“It is, Ian MacDonald. She shamed me in those stocks today, and her virtue must be mine to dispose of according to my wish. I shall have it no other way.”
The second of the MacDonald clansmen said, “Ian, ‘tis not worth the fight. We lose half a hundred sheep for each minute we spend here.”
The third said, “He is well known for a fighter, Ian.”
“With a woodchopper’s axe?” said Ian scornfully. “Come now, lads. Let us stop losing sheep and start gaining a comely laird’s daughter.”
The three MacDonalds spread out to surround Elisabeth and Angus, but before they could fully prepare to close in upon their quarry, Angus darted forward with the quickness of an eagle stooping to its prey and with the haft of the axe dealt Ian a blow right across the face that sent blood spurting from the MacDonald’s nose and knocked him back a pace.
The other two had no time to react, let alone to draw their claymores and thus give themselves more reach, for Angus MacGregor clearly knew how to follow up an advantage, as unfair as the fight quickly looked. The axe haft found Ian MacDonald’s face over and over, until he was down, while his henchmen, paralyzed by the triple indecision of their leader’s ignominious defeat, the lure of Elisabeth, and the almost certainly greater lure of the sheep they were losing, stood by with their hands on the hilts of their undrawn swords.
The shouts of the MacDonalds as they invaded the keep of Castle Urquhart were filling the air now—they had taken the straight road to the castle gate, leaving the warehouses of the market square untouched for the moment.
“See to your chief’s son,” MacGregor said scornfully to the henchmen.
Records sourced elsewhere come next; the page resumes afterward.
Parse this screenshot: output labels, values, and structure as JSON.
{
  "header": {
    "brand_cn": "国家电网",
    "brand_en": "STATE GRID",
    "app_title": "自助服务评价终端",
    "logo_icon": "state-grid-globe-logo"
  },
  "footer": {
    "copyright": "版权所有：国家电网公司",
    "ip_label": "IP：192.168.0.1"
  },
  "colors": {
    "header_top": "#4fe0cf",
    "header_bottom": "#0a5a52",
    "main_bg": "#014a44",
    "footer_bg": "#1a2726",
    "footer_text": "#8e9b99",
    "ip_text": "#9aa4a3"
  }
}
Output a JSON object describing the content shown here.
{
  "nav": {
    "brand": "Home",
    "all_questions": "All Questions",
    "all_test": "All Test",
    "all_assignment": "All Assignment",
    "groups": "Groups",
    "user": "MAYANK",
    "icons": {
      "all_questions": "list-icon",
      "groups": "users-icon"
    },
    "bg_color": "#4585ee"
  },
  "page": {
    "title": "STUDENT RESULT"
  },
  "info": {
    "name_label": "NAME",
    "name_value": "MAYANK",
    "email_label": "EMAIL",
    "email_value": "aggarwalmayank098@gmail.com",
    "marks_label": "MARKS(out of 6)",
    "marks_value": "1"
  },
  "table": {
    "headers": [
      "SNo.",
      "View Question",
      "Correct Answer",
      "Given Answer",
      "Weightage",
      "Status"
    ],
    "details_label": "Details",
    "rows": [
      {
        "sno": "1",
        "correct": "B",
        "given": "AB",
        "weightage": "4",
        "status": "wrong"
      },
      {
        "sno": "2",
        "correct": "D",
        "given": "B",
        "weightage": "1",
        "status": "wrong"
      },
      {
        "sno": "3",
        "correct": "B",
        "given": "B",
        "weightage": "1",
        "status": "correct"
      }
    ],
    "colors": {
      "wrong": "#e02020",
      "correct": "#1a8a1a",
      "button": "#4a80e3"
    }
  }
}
Then he turned to Elisabeth and said under his breath, “Run and hide, lass. There’s a barn just to the north. They’ll take the fodder last, in the morning. When they’re all drunk, tonight, slip away.”
“What?” Elisabeth asked. “Are you just going to leave me?”
“Are you daft, milady? You would prefer that I do what I told them I would and rob you of your virtue?”
“Do as I say, silly girl, and you may survive this day. I must see to my own skin.” He turned back to the MacDonalds, who seemed to be on the point of drawing at last.
Elisabeth gave his back a despairing glance and fled.